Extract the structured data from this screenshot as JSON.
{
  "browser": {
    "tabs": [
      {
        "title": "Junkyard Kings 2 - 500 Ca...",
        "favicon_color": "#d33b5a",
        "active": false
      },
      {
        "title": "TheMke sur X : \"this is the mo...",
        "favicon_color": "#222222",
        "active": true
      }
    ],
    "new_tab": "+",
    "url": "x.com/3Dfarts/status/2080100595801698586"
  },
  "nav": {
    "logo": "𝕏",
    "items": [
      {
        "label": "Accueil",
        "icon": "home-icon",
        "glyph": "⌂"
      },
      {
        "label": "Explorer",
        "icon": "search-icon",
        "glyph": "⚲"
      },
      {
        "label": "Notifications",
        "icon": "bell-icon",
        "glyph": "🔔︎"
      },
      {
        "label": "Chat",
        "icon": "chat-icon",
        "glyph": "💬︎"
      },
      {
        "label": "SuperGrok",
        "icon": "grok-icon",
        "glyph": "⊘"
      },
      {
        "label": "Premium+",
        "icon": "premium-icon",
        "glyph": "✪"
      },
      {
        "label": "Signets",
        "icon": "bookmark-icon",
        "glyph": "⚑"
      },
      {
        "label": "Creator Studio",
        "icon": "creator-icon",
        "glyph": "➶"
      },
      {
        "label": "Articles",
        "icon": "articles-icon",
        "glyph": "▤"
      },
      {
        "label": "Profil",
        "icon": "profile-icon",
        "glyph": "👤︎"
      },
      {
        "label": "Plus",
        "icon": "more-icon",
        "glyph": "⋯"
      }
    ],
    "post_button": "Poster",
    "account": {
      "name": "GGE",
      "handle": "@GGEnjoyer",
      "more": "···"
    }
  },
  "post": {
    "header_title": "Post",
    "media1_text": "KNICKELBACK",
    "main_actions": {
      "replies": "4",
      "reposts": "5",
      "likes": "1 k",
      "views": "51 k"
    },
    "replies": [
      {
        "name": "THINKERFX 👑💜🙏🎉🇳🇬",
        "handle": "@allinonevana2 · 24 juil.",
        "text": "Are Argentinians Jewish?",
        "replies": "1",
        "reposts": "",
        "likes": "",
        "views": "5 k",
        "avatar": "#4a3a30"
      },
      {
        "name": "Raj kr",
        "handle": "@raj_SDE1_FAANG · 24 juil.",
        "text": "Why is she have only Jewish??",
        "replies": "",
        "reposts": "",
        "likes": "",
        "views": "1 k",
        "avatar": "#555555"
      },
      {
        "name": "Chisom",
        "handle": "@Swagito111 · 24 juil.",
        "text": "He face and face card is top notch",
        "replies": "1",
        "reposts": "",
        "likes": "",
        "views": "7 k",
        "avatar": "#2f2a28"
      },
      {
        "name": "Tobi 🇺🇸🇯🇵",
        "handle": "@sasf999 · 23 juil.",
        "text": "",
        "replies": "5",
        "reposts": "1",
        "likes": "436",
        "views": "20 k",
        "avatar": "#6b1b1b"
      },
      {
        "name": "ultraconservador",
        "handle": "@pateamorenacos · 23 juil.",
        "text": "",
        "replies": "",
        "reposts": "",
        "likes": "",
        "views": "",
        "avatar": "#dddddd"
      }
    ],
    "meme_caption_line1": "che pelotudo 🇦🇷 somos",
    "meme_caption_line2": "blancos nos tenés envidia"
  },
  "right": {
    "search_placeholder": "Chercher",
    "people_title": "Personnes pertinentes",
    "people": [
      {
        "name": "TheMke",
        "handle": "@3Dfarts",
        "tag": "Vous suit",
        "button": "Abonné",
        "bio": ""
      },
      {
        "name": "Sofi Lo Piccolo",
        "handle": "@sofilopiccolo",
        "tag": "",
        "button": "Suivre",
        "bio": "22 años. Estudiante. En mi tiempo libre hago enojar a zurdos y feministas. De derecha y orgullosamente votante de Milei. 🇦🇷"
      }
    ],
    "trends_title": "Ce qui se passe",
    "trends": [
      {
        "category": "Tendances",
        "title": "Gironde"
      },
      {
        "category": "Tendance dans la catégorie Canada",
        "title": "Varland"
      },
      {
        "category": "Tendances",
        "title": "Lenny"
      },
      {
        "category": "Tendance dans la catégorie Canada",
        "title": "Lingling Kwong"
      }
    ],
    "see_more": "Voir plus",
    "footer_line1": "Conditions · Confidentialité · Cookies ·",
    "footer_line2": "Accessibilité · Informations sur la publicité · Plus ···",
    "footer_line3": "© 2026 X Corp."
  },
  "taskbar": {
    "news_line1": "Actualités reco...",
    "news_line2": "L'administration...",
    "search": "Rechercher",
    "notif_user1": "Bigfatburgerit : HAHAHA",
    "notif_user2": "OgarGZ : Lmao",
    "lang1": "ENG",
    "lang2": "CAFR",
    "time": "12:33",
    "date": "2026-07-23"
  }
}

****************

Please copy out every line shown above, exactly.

OUTPUT FOR THIS EXERCISE:
Extract the structured data from this screenshot as JSON.
{
  "browser": {
    "tabs": [
      {
        "title": "Junkyard Kings 2 - 500 Ca...",
        "favicon_color": "#d33b5a",
        "active": false
      },
      {
        "title": "TheMke sur X : \"this is the mo...",
        "favicon_color": "#222222",
        "active": true
      }
    ],
    "new_tab": "+",
    "url": "x.com/3Dfarts/status/2080100595801698586"
  },
  "nav": {
    "logo": "𝕏",
    "items": [
      {
        "label": "Accueil",
        "icon": "home-icon",
        "glyph": "⌂"
      },
      {
        "label": "Explorer",
        "icon": "search-icon",
        "glyph": "⚲"
      },
      {
        "label": "Notifications",
        "icon": "bell-icon",
        "glyph": "🔔︎"
      },
      {
        "label": "Chat",
        "icon": "chat-icon",
        "glyph": "💬︎"
      },
      {
        "label": "SuperGrok",
        "icon": "grok-icon",
        "glyph": "⊘"
      },
      {
        "label": "Premium+",
        "icon": "premium-icon",
        "glyph": "✪"
      },
      {
        "label": "Signets",
        "icon": "bookmark-icon",
        "glyph": "⚑"
      },
      {
        "label": "Creator Studio",
        "icon": "creator-icon",
        "glyph": "➶"
      },
      {
        "label": "Articles",
        "icon": "articles-icon",
        "glyph": "▤"
      },
      {
        "label": "Profil",
        "icon": "profile-icon",
        "glyph": "👤︎"
      },
      {
        "label": "Plus",
        "icon": "more-icon",
        "glyph": "⋯"
      }
    ],
    "post_button": "Poster",
    "account": {
      "name": "GGE",
      "handle": "@GGEnjoyer",
      "more": "···"
    }
  },
  "post": {
    "header_title": "Post",
    "media1_text": "KNICKELBACK",
    "main_actions": {
      "replies": "4",
      "reposts": "5",
      "likes": "1 k",
      "views": "51 k"
    },
    "replies": [
      {
        "name": "THINKERFX 👑💜🙏🎉🇳🇬",
        "handle": "@allinonevana2 · 24 juil.",
        "text": "Are Argentinians Jewish?",
        "replies": "1",
        "reposts": "",
        "likes": "",
        "views": "5 k",
        "avatar": "#4a3a30"
      },
      {
        "name": "Raj kr",
        "handle": "@raj_SDE1_FAANG · 24 juil.",
        "text": "Why is she have only Jewish??",
        "replies": "",
        "reposts": "",
        "likes": "",
        "views": "1 k",
        "avatar": "#555555"
      },
      {
        "name": "Chisom",
        "handle": "@Swagito111 · 24 juil.",
        "text": "He face and face card is top notch",
        "replies": "1",
        "reposts": "",
        "likes": "",
        "views": "7 k",
        "avatar": "#2f2a28"
      },
      {
        "name": "Tobi 🇺🇸🇯🇵",
        "handle": "@sasf999 · 23 juil.",
        "text": "",
        "replies": "5",
        "reposts": "1",
        "likes": "436",
        "views": "20 k",
        "avatar": "#6b1b1b"
      },
      {
        "name": "ultraconservador",
        "handle": "@pateamorenacos · 23 juil.",
        "text": "",
        "replies": "",
        "reposts": "",
        "likes": "",
        "views": "",
        "avatar": "#dddddd"
      }
    ],
    "meme_caption_line1": "che pelotudo 🇦🇷 somos",
    "meme_caption_line2": "blancos nos tenés envidia"
  },
  "right": {
    "search_placeholder": "Chercher",
    "people_title": "Personnes pertinentes",
    "people": [
      {
        "name": "TheMke",
        "handle": "@3Dfarts",
        "tag": "Vous suit",
        "button": "Abonné",
        "bio": ""
      },
      {
        "name": "Sofi Lo Piccolo",
        "handle": "@sofilopiccolo",
        "tag": "",
        "button": "Suivre",
        "bio": "22 años. Estudiante. En mi tiempo libre hago enojar a zurdos y feministas. De derecha y orgullosamente votante de Milei. 🇦🇷"
      }
    ],
    "trends_title": "Ce qui se passe",
    "trends": [
      {
        "category": "Tendances",
        "title": "Gironde"
      },
      {
        "category": "Tendance dans la catégorie Canada",
        "title": "Varland"
      },
      {
        "category": "Tendances",
        "title": "Lenny"
      },
      {
        "category": "Tendance dans la catégorie Canada",
        "title": "Lingling Kwong"
      }
    ],
    "see_more": "Voir plus",
    "footer_line1": "Conditions · Confidentialité · Cookies ·",
    "footer_line2": "Accessibilité · Informations sur la publicité · Plus ···",
    "footer_line3": "© 2026 X Corp."
  },
  "taskbar": {
    "news_line1": "Actualités reco...",
    "news_line2": "L'administration...",
    "search": "Rechercher",
    "notif_user1": "Bigfatburgerit : HAHAHA",
    "notif_user2": "OgarGZ : Lmao",
    "lang1": "ENG",
    "lang2": "CAFR",
    "time": "12:33",
    "date": "2026-07-23"
  }
}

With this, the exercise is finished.